Finally we came to Te Paki stream, which was where we would leave the beach, 4km from it's end. We drove up the stream itself, which ran over sand, and between big dunes, and stopped beside the biggest dune of the area.
We got a body board each, and trudged up the face of the dune. It was very steep, and I was not feeling very well.
One after another, we slid down the sand. I was amazed how fast it was. I made it to the stream (Te Paki) but stopped in the middle. Climbing the dune again, I went even faster, hardly using my feet as brakes at all, and this time, skimmed right across the stream to the other side.
After the second run, I needed to take another Paracetemol/Codine tablet to keep my fever down. I lay in the shade of the bus on some grass, and was feeling pretty bad, and almost threw up after taking a swig of water.
Back on the bus, we drove to Tapotupotu Bay, which was not far, and while everyone went for a swim and had lunch, I sat under a tree, then dipped my head and feet in the surf. By now I was feeling slightly better.
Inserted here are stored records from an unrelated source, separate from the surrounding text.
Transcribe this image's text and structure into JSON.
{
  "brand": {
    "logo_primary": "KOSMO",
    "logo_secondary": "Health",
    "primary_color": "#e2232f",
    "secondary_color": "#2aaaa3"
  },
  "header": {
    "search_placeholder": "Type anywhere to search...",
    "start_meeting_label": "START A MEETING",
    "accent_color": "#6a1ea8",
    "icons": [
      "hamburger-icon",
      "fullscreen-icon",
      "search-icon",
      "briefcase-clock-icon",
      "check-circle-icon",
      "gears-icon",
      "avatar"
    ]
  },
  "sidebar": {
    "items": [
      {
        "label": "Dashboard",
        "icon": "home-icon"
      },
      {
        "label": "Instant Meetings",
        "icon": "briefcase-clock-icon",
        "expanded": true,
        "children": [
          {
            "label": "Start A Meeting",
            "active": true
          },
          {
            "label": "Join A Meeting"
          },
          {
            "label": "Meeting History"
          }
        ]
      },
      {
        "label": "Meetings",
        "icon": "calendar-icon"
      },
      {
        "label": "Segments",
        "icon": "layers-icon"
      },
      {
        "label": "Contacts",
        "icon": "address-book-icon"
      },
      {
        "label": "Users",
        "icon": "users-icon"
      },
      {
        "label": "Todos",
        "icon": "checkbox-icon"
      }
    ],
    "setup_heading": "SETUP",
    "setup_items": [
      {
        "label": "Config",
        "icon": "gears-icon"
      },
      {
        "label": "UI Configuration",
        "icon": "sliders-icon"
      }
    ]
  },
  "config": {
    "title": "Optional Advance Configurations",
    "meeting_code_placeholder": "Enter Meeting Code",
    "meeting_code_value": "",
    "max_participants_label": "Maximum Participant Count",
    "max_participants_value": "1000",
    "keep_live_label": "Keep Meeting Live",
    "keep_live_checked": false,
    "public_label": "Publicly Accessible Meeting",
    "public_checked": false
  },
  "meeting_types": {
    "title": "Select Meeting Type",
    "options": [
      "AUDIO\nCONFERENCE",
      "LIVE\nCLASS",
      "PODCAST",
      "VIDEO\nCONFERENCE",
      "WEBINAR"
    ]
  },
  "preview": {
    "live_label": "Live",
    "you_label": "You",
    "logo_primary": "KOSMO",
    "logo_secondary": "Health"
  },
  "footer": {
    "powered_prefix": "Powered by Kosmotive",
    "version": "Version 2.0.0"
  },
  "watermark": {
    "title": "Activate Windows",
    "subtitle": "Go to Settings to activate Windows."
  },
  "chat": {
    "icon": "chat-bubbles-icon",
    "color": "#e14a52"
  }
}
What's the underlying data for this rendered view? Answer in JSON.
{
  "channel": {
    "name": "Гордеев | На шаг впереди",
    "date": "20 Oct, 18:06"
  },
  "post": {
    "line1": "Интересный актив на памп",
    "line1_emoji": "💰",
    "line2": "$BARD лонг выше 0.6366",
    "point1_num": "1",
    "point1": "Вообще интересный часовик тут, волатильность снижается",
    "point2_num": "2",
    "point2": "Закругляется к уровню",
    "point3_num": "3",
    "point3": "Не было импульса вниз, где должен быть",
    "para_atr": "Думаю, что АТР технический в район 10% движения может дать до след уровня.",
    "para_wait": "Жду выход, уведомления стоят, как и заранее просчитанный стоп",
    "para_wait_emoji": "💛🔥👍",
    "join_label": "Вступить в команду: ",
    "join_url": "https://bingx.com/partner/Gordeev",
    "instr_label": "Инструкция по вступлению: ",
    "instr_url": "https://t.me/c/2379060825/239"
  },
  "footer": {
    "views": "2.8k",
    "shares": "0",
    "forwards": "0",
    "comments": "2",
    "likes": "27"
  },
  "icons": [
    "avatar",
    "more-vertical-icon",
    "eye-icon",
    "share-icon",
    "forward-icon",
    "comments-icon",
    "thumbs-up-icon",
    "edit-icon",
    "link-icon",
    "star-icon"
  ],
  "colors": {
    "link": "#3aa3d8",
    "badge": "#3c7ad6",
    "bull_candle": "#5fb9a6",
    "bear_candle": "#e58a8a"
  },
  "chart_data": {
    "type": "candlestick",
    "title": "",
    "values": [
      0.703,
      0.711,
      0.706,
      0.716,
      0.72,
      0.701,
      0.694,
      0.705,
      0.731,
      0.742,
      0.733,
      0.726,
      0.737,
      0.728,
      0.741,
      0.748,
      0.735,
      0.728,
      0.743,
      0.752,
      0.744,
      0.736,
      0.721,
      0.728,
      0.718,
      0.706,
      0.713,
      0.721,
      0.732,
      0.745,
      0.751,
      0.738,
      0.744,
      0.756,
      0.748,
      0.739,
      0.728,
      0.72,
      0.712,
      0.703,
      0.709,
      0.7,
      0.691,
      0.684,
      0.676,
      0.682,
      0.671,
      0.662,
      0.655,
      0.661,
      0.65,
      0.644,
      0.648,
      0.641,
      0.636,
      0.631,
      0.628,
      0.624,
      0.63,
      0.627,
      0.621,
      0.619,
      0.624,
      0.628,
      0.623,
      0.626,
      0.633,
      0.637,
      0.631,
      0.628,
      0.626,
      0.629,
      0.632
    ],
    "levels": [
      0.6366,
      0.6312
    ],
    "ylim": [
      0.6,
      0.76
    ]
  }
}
Finally, we came to Cape Reinga, where I walked a short distance to the top of the hill, from which there were spectacular views of the cape, and the malestrom of two colours of water mixing - deep blue of the pacific, and a greener blue of the Tasman. I walked down to the lighthouse, and after looking around, relaxed in it's shadow for a while, whilst hordes of tourists milled around. (if you go to the cape, avoid 2:30-3:30pm when the busses arrive). By the time I left, there was no-one else there, It was the closest I'd be to home for quite a while, but still 2180km away.
Heading south on the highway, my fever was slowly climbing again, and I felt pretty bad. We stopped at a Kauri wood gallery/cafe, where I got a slushie which helped cool me. At this point, the driver also washed the bus, which was by now coated in sand and dust. After another brief stop for fish and chips (which I skipped), we arrived back at Paihia at about 6:15.
I packed my gear ready to depart tomorrow, as I'd booked a bus to Waipoura Forest, then went ot bed fairly early
Monday, February 21, 2005
Paihia to Waipoua Forest
After showering and packing, I walked from the hostel, around the headland, to the Bus/Ferry terminal. I didn't feel too bad, but then I hadn't eaten anything for almost a day. I sat in a park for a while, then the bus came and I boarded. The weather was pretty bleak.
We drove at a fast pace, and after some time, came to Rawene, where we had a break. I felt up to eating something and bought a pie, and still felt fine afterward. Moving on, we drove around the Hokianga harbour, with slight rain falling at times. We then started to climb up and down steep hills, and entered Waipoua Forest.
The forest was dense and lush, with lots of tree ferns. The road became very windy. We stopped at a carpark in the forest, and walked a short boardwalk to "Tane Mahuta" which is the tallest living Kauri in the world, and is a very impressive sight, due to it's tall, fat trunk.
After some more winding forest road, we arrived at the forest visitors centre, where I was getting off the bus. I paid for a camp site ($7 per night) and walked down to the camping area. I soon realised that the visitors centre is right on the edge of the forest, and the camping area had paddocks and pine forest on one side, and the native forest across the river. I selected a spot under some trees right near the river, and since my stomach had been sore, I lay down, and soon found I'd been asleep for a couple of hours.
I discovered quickly after this that there are lots of mosquitoes and sandflies in the camp area, and they all appeared to be waiting undery my tent fly for me to emerge. I felt I could eat dinner, and did, but felt a little worse afterward, and went to bed.